Showing posts from August, 2013

Revisiting Kazakhstan--three years later...(photogallery)

I was fortunate three years ago to spend over three weeks in the Altai and Tien Shan mountains of Kazakhstan at the behest of Plant Select in the company of Mike Bone (curator of steppe collections at DBG), led by the indefatigable and always cheerful (and very knowledgeable) Vladimir Kolbintsev. We were following up on plants we'd seen in 2009, and covering some new territory on this trip. I have looked back and realized that though I'd published some of the best pictures from our 2009 trip on this blog (that's the highlighted link "plants we'd seen above--click on it to see them), I had never put most of these on this blog hitherto. Celebrating the three year anniversary of one of the highpoints of my life, I include a few images here for your enjoyment and consideration...

Andean treasure

All cacti seem to have miraculous flowers, but there is something about this pale moonlight shade I find especially pleasing. The genus Maihuenia has been assumed to be closely related to Opuntia, although I understand that recent analysis shows they may be a much more primitive: like Pereskia, but unlike Opuntia, Maihuenia keeps its leaves year around--a charming trait for a cactus! I'm talking true leaves now, not stems (the skinny green lozenges between the spines below)...  This plant at Sandy Snyder's garden blooms reliably and profusely every year.

For many years I thought this was about as big as these were apt to get in cultivation...then last week I visited Bill Spain, son of John Spain, who wrote a hardy cactus tome...   Bill brought John around to see me ten or more years ago, and apparently I shared a pot of this Maihuenia at the time...

He planted it and it has spread to almost 50" across! I have seen this plant in the central valley of Chile where it go…
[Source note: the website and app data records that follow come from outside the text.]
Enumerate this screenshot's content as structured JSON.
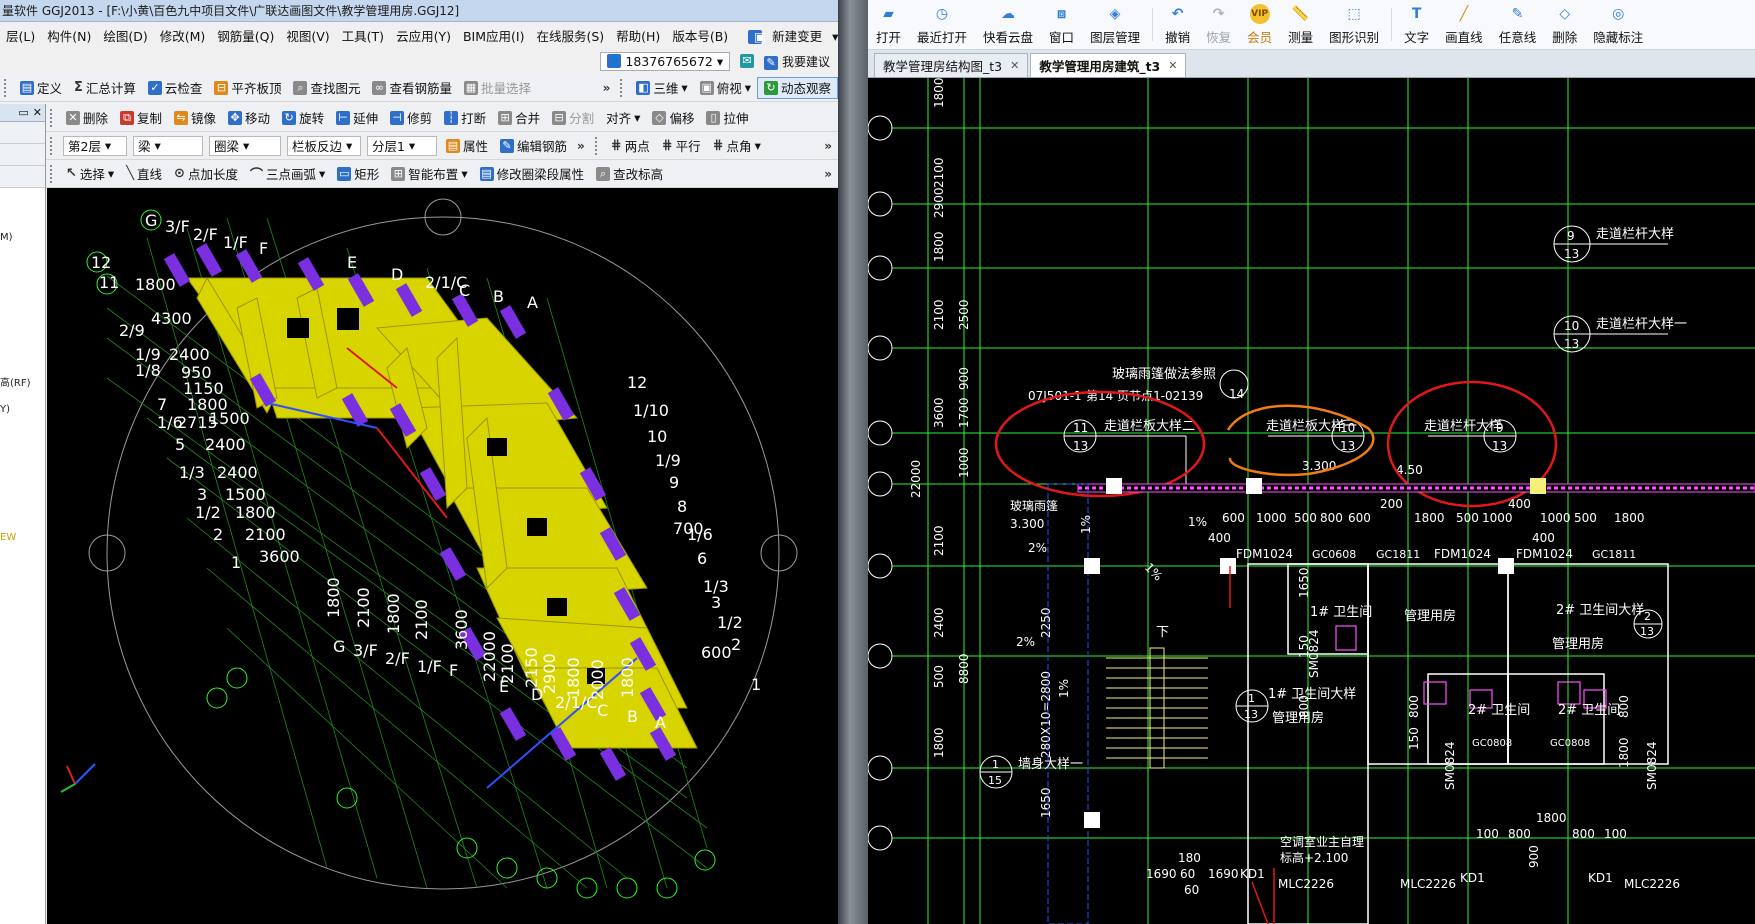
{
  "left_window": {
    "title": "量软件 GGJ2013 - [F:\\小黄\\百色九中项目文件\\广联达画图文件\\教学管理用房.GGJ12]",
    "menu": [
      "层(L)",
      "构件(N)",
      "绘图(D)",
      "修改(M)",
      "钢筋量(Q)",
      "视图(V)",
      "工具(T)",
      "云应用(Y)",
      "BIM应用(I)",
      "在线服务(S)",
      "帮助(H)",
      "版本号(B)",
      "新建变更"
    ],
    "phone": "18376765672",
    "suggest": "我要建议",
    "toolbar1": {
      "items": [
        "定义",
        "汇总计算",
        "云检查",
        "平齐板顶",
        "查找图元",
        "查看钢筋量",
        "批量选择"
      ],
      "view_items": [
        "三维",
        "俯视",
        "动态观察"
      ]
    },
    "toolbar2": [
      "删除",
      "复制",
      "镜像",
      "移动",
      "旋转",
      "延伸",
      "修剪",
      "打断",
      "合并",
      "分割",
      "对齐",
      "偏移",
      "拉伸"
    ],
    "toolbar3": {
      "floor": "第2层",
      "type": "梁",
      "subtype": "圈梁",
      "element": "栏板反边",
      "layer": "分层1",
      "attr": "属性",
      "edit_rebar": "编辑钢筋",
      "snap_items": [
        "两点",
        "平行",
        "点角"
      ]
    },
    "toolbar4": [
      "选择",
      "直线",
      "点加长度",
      "三点画弧",
      "矩形",
      "智能布置",
      "修改圈梁段属性",
      "查改标高"
    ],
    "side_labels": [
      "M)",
      "高(RF)",
      "Y)",
      "EW"
    ],
    "axis_labels_left": [
      "G",
      "3/F",
      "2/F",
      "1/F",
      "F",
      "12",
      "11",
      "1800",
      "4300",
      "2/9",
      "1/9",
      "1/8",
      "2400",
      "950",
      "1150",
      "7",
      "1800",
      "1/6",
      "2715",
      "1500",
      "5",
      "2400",
      "1/3",
      "2400",
      "3",
      "1500",
      "1/2",
      "1800",
      "2",
      "2100",
      "1",
      "3600"
    ],
    "axis_labels_top": [
      "E",
      "D",
      "2/1/C",
      "C",
      "B",
      "A"
    ],
    "axis_labels_right": [
      "12",
      "1/10",
      "10",
      "1/9",
      "9",
      "8",
      "700",
      "1/6",
      "6",
      "1/3",
      "3",
      "1/2",
      "2",
      "1",
      "600"
    ],
    "axis_labels_bottom": [
      "G",
      "3/F",
      "2/F",
      "1/F",
      "F",
      "1800",
      "2100",
      "1800",
      "2100",
      "3600",
      "22000",
      "2100",
      "2150",
      "2900",
      "1800",
      "2000",
      "1800",
      "E",
      "D",
      "2/1/C",
      "C",
      "B",
      "A"
    ]
  },
  "right_window": {
    "ribbon": [
      "打开",
      "最近打开",
      "快看云盘",
      "窗口",
      "图层管理",
      "撤销",
      "恢复",
      "会员",
      "测量",
      "图形识别",
      "文字",
      "画直线",
      "任意线",
      "删除",
      "隐藏标注"
    ],
    "vip_badge": "VIP",
    "tabs": [
      {
        "label": "教学管理房结构图_t3",
        "active": false
      },
      {
        "label": "教学管理用房建筑_t3",
        "active": true
      }
    ],
    "cad_texts": {
      "left_dims": [
        "1800",
        "2100",
        "2900",
        "1800",
        "2500",
        "2100",
        "900",
        "3600",
        "1700",
        "1000",
        "22000",
        "2100",
        "2400",
        "2250",
        "500",
        "8800",
        "1800",
        "1650",
        "280X10=2800"
      ],
      "canopy_note": "玻璃雨篷做法参照",
      "canopy_ref": "07J501-1",
      "canopy_page": "第14 页节点1-02139",
      "canopy_num": "14",
      "detail1_title": "走道栏板大样二",
      "detail1_num": "11",
      "detail1_sheet": "13",
      "detail2_title": "走道栏板大样一",
      "detail2_num": "10",
      "detail2_sheet": "13",
      "detail3_title": "走道栏杆大样",
      "detail3_num": "9",
      "detail3_sheet": "13",
      "top_detail1_title": "走道栏杆大样",
      "top_detail1_num": "9",
      "top_detail1_sheet": "13",
      "top_detail2_title": "走道栏杆大样一",
      "top_detail2_num": "10",
      "top_detail2_sheet": "13",
      "elev1": "3.300",
      "elev2": "4.50",
      "elev3": "3.300",
      "canopy": "玻璃雨篷",
      "slope1": "1%",
      "slope2": "2%",
      "slope3": "1%",
      "slope4": "2%",
      "slope5": "1%",
      "slope6": "1%",
      "dims_row": [
        "600",
        "1000",
        "500",
        "800",
        "600",
        "200",
        "1800",
        "500",
        "1000",
        "400",
        "1000",
        "500",
        "1800"
      ],
      "dims_400": [
        "400",
        "400"
      ],
      "doors": [
        "FDM1024",
        "GC0608",
        "GC1811",
        "FDM1024",
        "FDM1024",
        "GC1811"
      ],
      "room1": "1# 卫生间",
      "room2": "管理用房",
      "room3": "2# 卫生间大样",
      "room4": "管理用房",
      "room5": "1# 卫生间大样",
      "room6": "管理用房",
      "room7": "2# 卫生间",
      "room8": "2# 卫生间",
      "detail_2_13_a": "2",
      "detail_2_13_b": "13",
      "detail_1_13_a": "1",
      "detail_1_13_b": "13",
      "wall_detail": "墙身大样一",
      "wall_detail_num": "1",
      "wall_detail_sheet": "15",
      "ac_note": "空调室业主自理",
      "ac_elev": "标高+2.100",
      "stair_down": "下",
      "mlc1": "MLC2226",
      "mlc2": "MLC2226",
      "mlc3": "MLC2226",
      "kd1": "KD1",
      "kd2": "KD1",
      "kd3": "KD1",
      "sm1": "SM0824",
      "sm2": "SM0824",
      "sm3": "SM0824",
      "gc0808a": "GC0808",
      "gc0808b": "GC0808",
      "bottom_dims": [
        "180",
        "1690",
        "60",
        "1690",
        "60"
      ],
      "bath_dims": [
        "100",
        "800",
        "1800",
        "800",
        "100",
        "900",
        "800",
        "150",
        "1650",
        "800",
        "150",
        "800",
        "1800"
      ]
    }
  },
  "colors": {
    "wall_yellow": "#d8d400",
    "column_purple": "#7a2fe0",
    "grid_green": "#2cf52c",
    "cad_white": "#ffffff",
    "markup_red": "#e01818",
    "markup_orange": "#f07c14",
    "cad_pink": "#ff50ff",
    "cad_yellow": "#f5f07a"
  }
}
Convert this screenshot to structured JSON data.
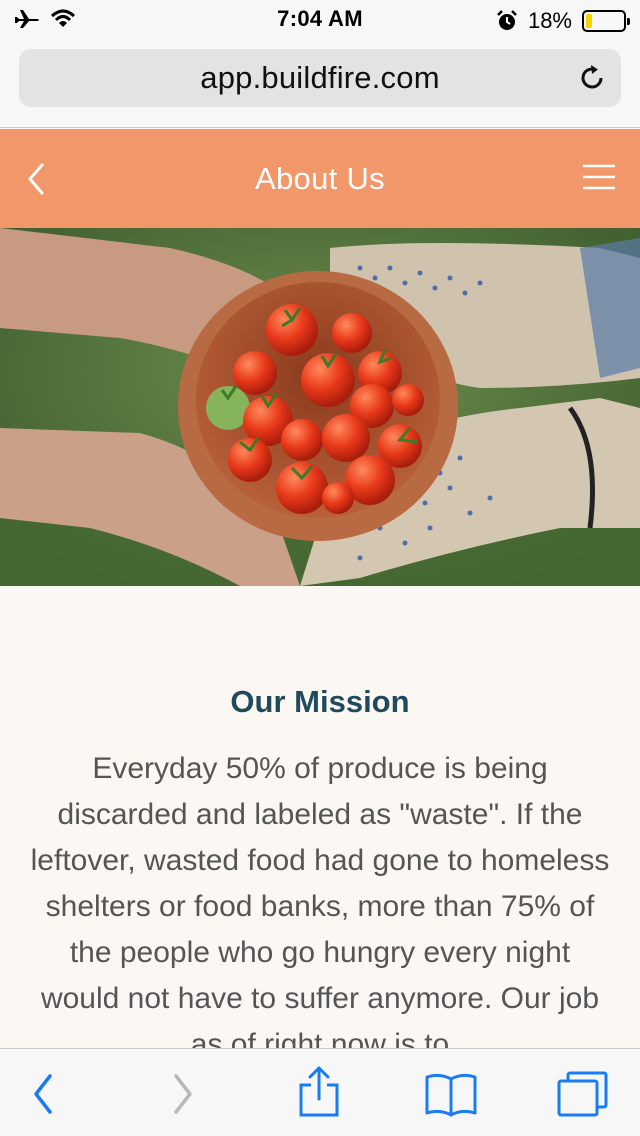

Gee! More blasts from the past...(thanks Ann!)

Quietly encased for nearly twenty years, Ann Frazier has liberated this picture of Galtonia regalis (Thank you John Grimshaw for the identification) I took on an early trip to South Africa. On August 21, I have three enormous plants of Galtonia candicans blooming beautifully in one of my perennial beds--the first time I've had these at Quince St. It amazes me that plants so lovely and accommodating (and inexpensive in the trade--and easily grown from seed) are still so little known and seen. 

I collected a smidgeon of seed, that did not germinate. This densely pulvinate Gazania was quite common quite a few places around Middelpos. I have never seen it on Silverhill's list, nor anywhere of the hundreds of tantalizing gems I have seen in the high, cold central parts of the Karoo that should prove to be super garden plants in the dry west. When will this show up in a garden, I wonder?

We have managed this--albeit not in this wild form (which only blooms once in …